• _RECORD SET_

Content starts

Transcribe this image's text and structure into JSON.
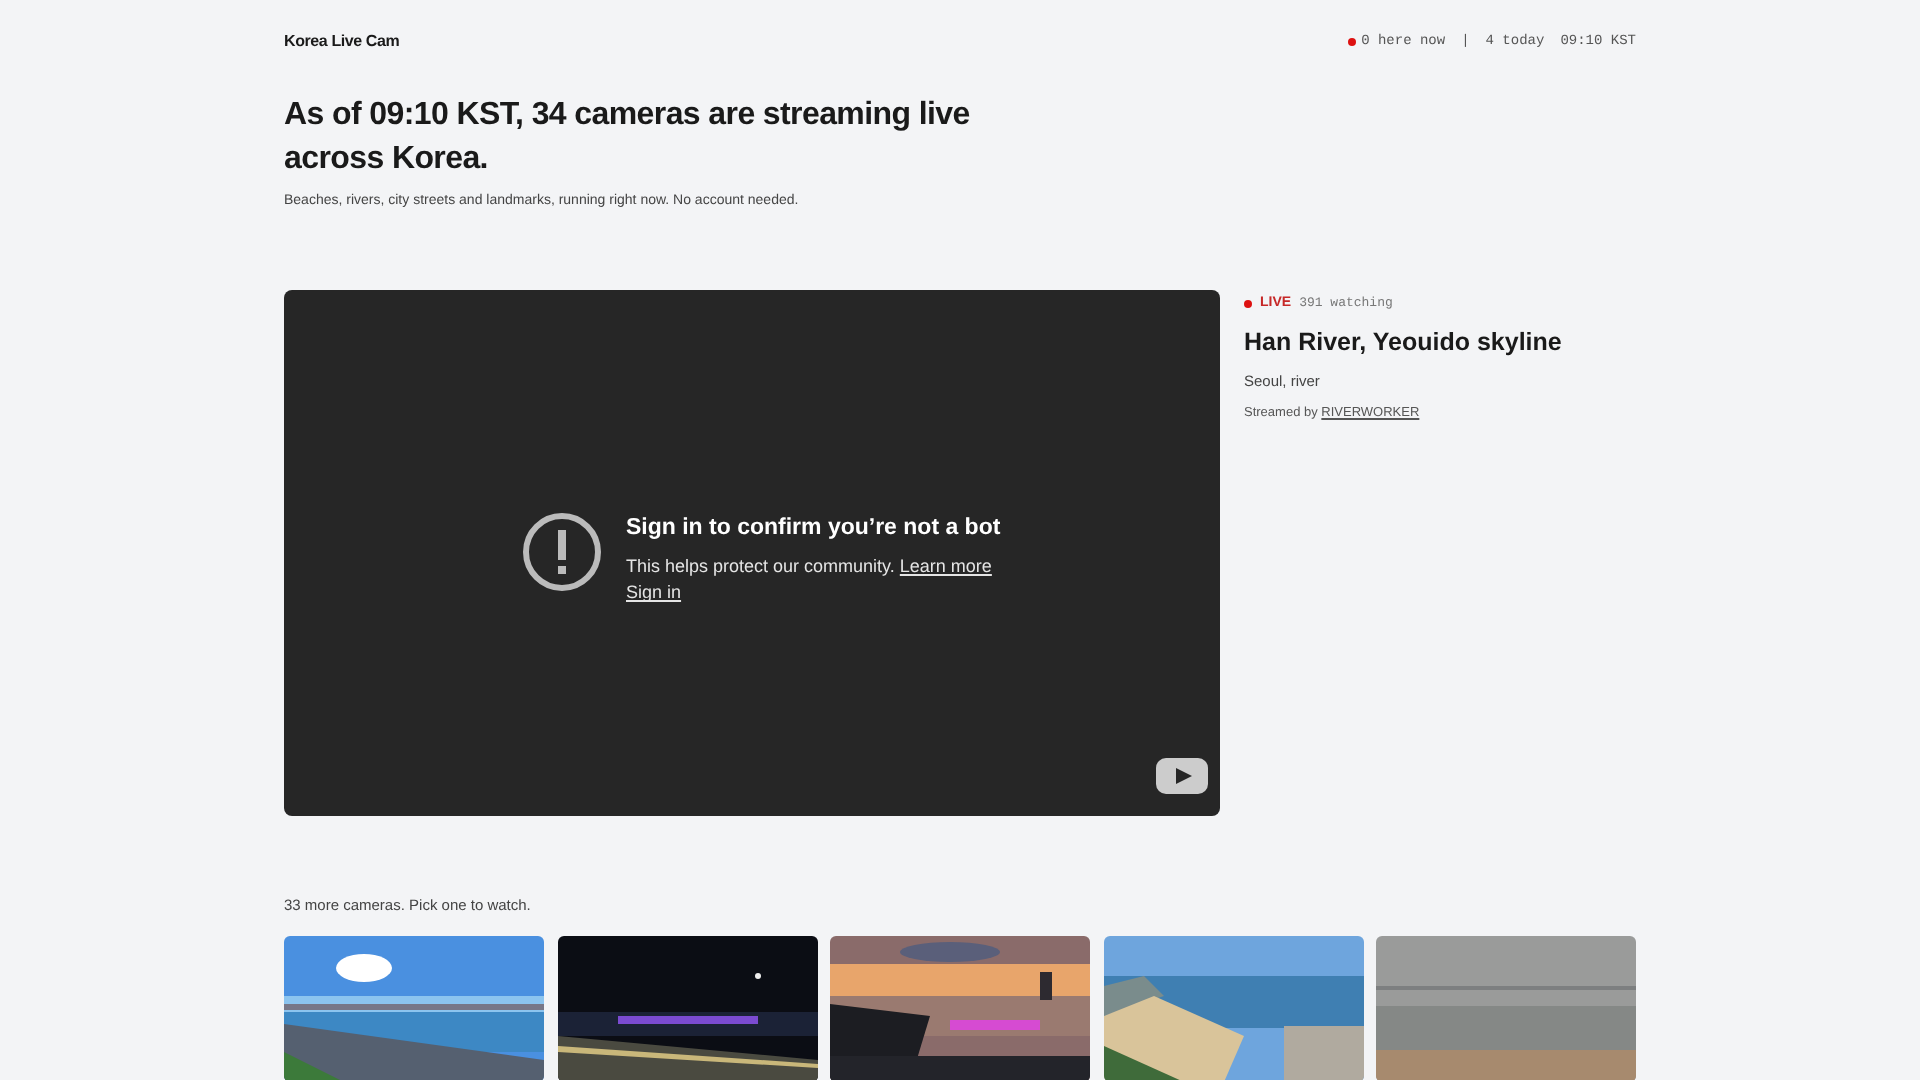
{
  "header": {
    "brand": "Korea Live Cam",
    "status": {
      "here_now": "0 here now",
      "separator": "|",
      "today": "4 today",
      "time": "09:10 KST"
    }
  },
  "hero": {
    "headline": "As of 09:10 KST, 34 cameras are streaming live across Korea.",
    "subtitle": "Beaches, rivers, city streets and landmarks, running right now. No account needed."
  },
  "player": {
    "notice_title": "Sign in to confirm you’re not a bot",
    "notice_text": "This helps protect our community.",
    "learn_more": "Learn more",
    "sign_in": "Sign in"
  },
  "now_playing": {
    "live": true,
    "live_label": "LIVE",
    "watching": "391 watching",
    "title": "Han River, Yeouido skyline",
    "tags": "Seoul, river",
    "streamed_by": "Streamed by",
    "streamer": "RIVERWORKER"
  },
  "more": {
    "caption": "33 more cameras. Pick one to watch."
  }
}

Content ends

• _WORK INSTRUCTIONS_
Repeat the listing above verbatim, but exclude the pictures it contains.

• _EXPECTED ANSWER_
Transcribe this image's text and structure into JSON.
{
  "header": {
    "brand": "Korea Live Cam",
    "status": {
      "here_now": "0 here now",
      "separator": "|",
      "today": "4 today",
      "time": "09:10 KST"
    }
  },
  "hero": {
    "headline": "As of 09:10 KST, 34 cameras are streaming live across Korea.",
    "subtitle": "Beaches, rivers, city streets and landmarks, running right now. No account needed."
  },
  "player": {
    "notice_title": "Sign in to confirm you’re not a bot",
    "notice_text": "This helps protect our community.",
    "learn_more": "Learn more",
    "sign_in": "Sign in"
  },
  "now_playing": {
    "live": true,
    "live_label": "LIVE",
    "watching": "391 watching",
    "title": "Han River, Yeouido skyline",
    "tags": "Seoul, river",
    "streamed_by": "Streamed by",
    "streamer": "RIVERWORKER"
  },
  "more": {
    "caption": "33 more cameras. Pick one to watch."
  }
}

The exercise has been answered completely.